Sophie Bolt is the Communications Officer at Play England, a charity which campaigns for all children and young people to have freedom and space to play throughout childhood.
Play is an essential part of every child’s life and is vital for social, emotional, intellectual and physical development. When children are asked what they think is important in their lives, playing and friends are usually at the top of the list! Having time and space to play gives children the opportunity to meet and socialise with their friends, keeps them physically active, and gives the freedom to choose what they want to do.
‘Street Play’ is an easy and free way for children and families to play out in the streets where they live. Play England has been working with Playing Out, London Play and the University of Bristol to support communities and local authorities to reactivate a culture of children playing out in the streets near where they live. Residents request a temporary street closure from their local council - maybe weekly or monthly, usually for three hours at a time. Parents and other residents act as marshals, so neighbours can drive to and from their homes at walking pace. All other traffic is re-directed, transforming the street into a car-free space for children to play. See the benefits of Street Play in action in Hackney in this short video:
Why is Street Play needed?
Nearly a third of children aged 2 to 15 are overweight or obese and the problem is worse amongst children from the most deprived areas. New research from Play England’s Street Play project gives more evidence to prove that children are much more physically active when they play out. And the after-school time slot is the critical window: this is when differences between low and high active children and non-obese and obese children are greatest.
But there has actually been a big decline in children playing out, especially amongst girls, and this is damaging children’s mental and physical health.
So, why is there a decline? It’s largely due to very real concerns about traffic dangers, but also - despite crime figures remaining relatively unchanged over decades – fears of ‘stranger danger’. Parks and playgrounds should provide safe and traffic-free play spaces, but often traffic prevents children from accessing them.
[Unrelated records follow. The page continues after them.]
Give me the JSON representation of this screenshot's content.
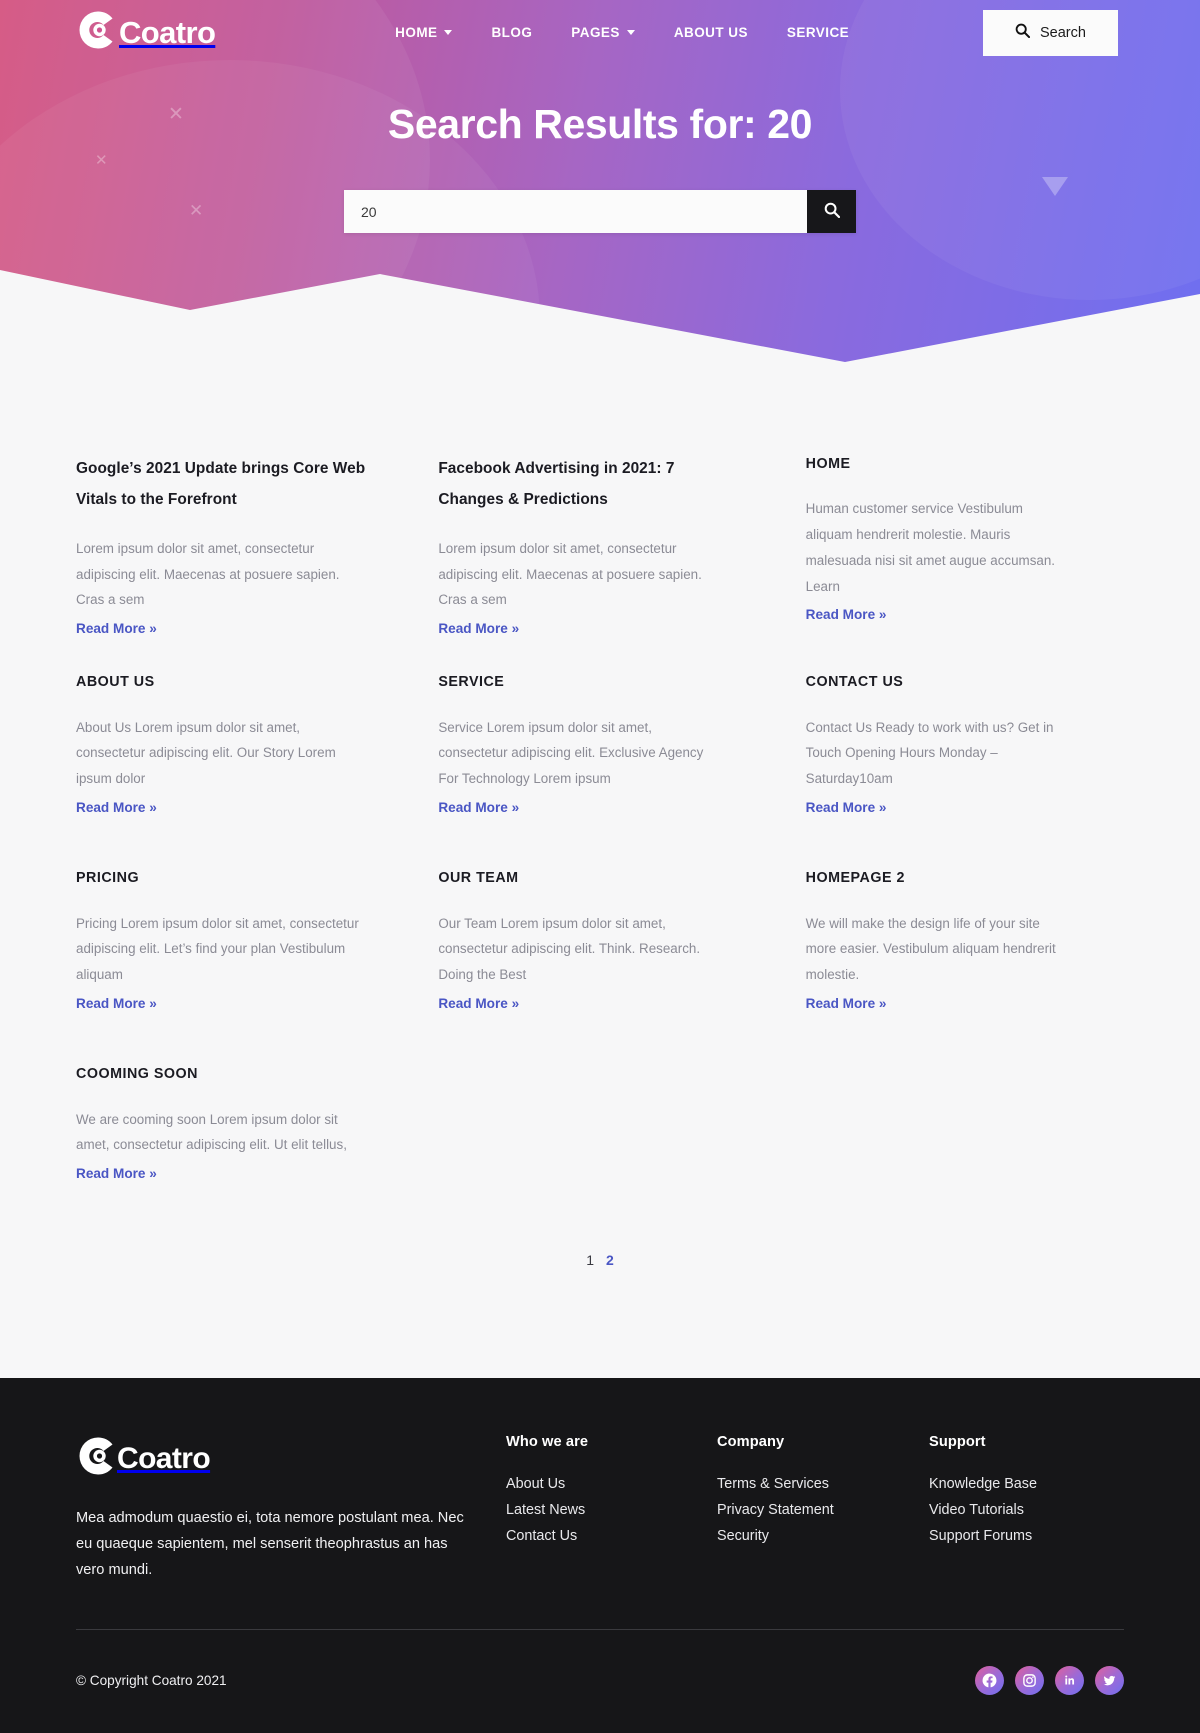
{
  "brand": {
    "name": "Coatro",
    "logo_icon": "coatro-logo-icon"
  },
  "nav": {
    "items": [
      {
        "label": "HOME",
        "has_dropdown": true
      },
      {
        "label": "BLOG",
        "has_dropdown": false
      },
      {
        "label": "PAGES",
        "has_dropdown": true
      },
      {
        "label": "ABOUT US",
        "has_dropdown": false
      },
      {
        "label": "SERVICE",
        "has_dropdown": false
      }
    ],
    "search_button": {
      "label": "Search",
      "icon": "search-icon"
    }
  },
  "hero": {
    "title": "Search Results for: 20",
    "search": {
      "value": "20",
      "placeholder": "Search …",
      "submit_icon": "search-icon"
    },
    "gradient_from": "#d4527f",
    "gradient_to": "#6f6ff0"
  },
  "results": {
    "read_more_label": "Read More »",
    "items": [
      {
        "title": "Google’s 2021 Update brings Core Web Vitals to the Forefront",
        "uppercase": false,
        "desc": "Lorem ipsum dolor sit amet, consectetur adipiscing elit. Maecenas at posuere sapien. Cras a sem"
      },
      {
        "title": "Facebook Advertising in 2021: 7 Changes & Predictions",
        "uppercase": false,
        "desc": "Lorem ipsum dolor sit amet, consectetur adipiscing elit. Maecenas at posuere sapien. Cras a sem"
      },
      {
        "title": "HOME",
        "uppercase": true,
        "desc": "Human customer service Vestibulum aliquam hendrerit molestie. Mauris malesuada nisi sit amet augue accumsan. Learn"
      },
      {
        "title": "ABOUT US",
        "uppercase": true,
        "desc": "About Us Lorem ipsum dolor sit amet, consectetur adipiscing elit.  Our Story Lorem ipsum dolor"
      },
      {
        "title": "SERVICE",
        "uppercase": true,
        "desc": "Service Lorem ipsum dolor sit amet, consectetur adipiscing elit.  Exclusive Agency For Technology Lorem ipsum"
      },
      {
        "title": "CONTACT US",
        "uppercase": true,
        "desc": "Contact Us Ready to work with us? Get in Touch Opening Hours Monday – Saturday10am"
      },
      {
        "title": "PRICING",
        "uppercase": true,
        "desc": "Pricing Lorem ipsum dolor sit amet, consectetur adipiscing elit.  Let’s find your plan Vestibulum aliquam"
      },
      {
        "title": "OUR TEAM",
        "uppercase": true,
        "desc": "Our Team Lorem ipsum dolor sit amet, consectetur adipiscing elit.  Think. Research. Doing the Best"
      },
      {
        "title": "HOMEPAGE 2",
        "uppercase": true,
        "desc": "We will make the design life of your site more easier. Vestibulum aliquam hendrerit molestie."
      },
      {
        "title": "COOMING SOON",
        "uppercase": true,
        "desc": "We are cooming soon Lorem ipsum dolor sit amet, consectetur adipiscing elit. Ut elit tellus,"
      }
    ],
    "pagination": [
      {
        "label": "1",
        "current": true
      },
      {
        "label": "2",
        "current": false
      }
    ]
  },
  "footer": {
    "brand_name": "Coatro",
    "description": "Mea admodum quaestio ei, tota nemore postulant mea. Nec eu quaeque sapientem, mel senserit theophrastus an has vero mundi.",
    "columns": [
      {
        "heading": "Who we are",
        "links": [
          "About Us",
          "Latest News",
          "Contact Us"
        ]
      },
      {
        "heading": "Company",
        "links": [
          "Terms & Services",
          "Privacy Statement",
          "Security"
        ]
      },
      {
        "heading": "Support",
        "links": [
          "Knowledge Base",
          "Video Tutorials",
          "Support Forums"
        ]
      }
    ],
    "copyright": "© Copyright Coatro 2021",
    "socials": [
      {
        "name": "facebook-icon"
      },
      {
        "name": "instagram-icon"
      },
      {
        "name": "linkedin-icon"
      },
      {
        "name": "twitter-icon"
      }
    ]
  }
}
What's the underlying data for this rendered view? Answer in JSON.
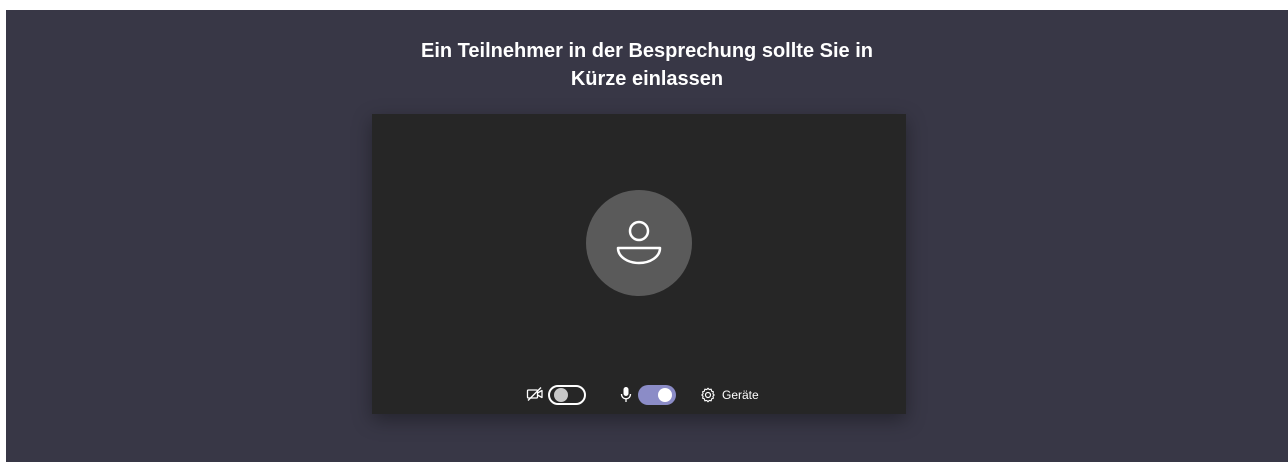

Whilst there are lots of absolutely terrific adventure playgrounds which children can access free, due to funding cuts others are being neglected or closed down.
This is where Play England’s Street Play project really comes in. It addresses the twin problems of traffic danger and parents’ confidence. Evidence from the project’s evaluation shows not only do parents feel more confident about their children playing out, children make new friends, and the whole street develops a stronger sense of community.
Street Play is also forming part of urban planning schemes in London and Scotland for instance, to reduce traffic and make streets safer and less polluted for everyone.
How can I set up a street play?
Playing Out has a great step-by-step guide and lots of support to create your own Street Play. Why not start by organising a one-off street closure? Then, if it goes well, you can get together with other residents to try and make it a regular activity.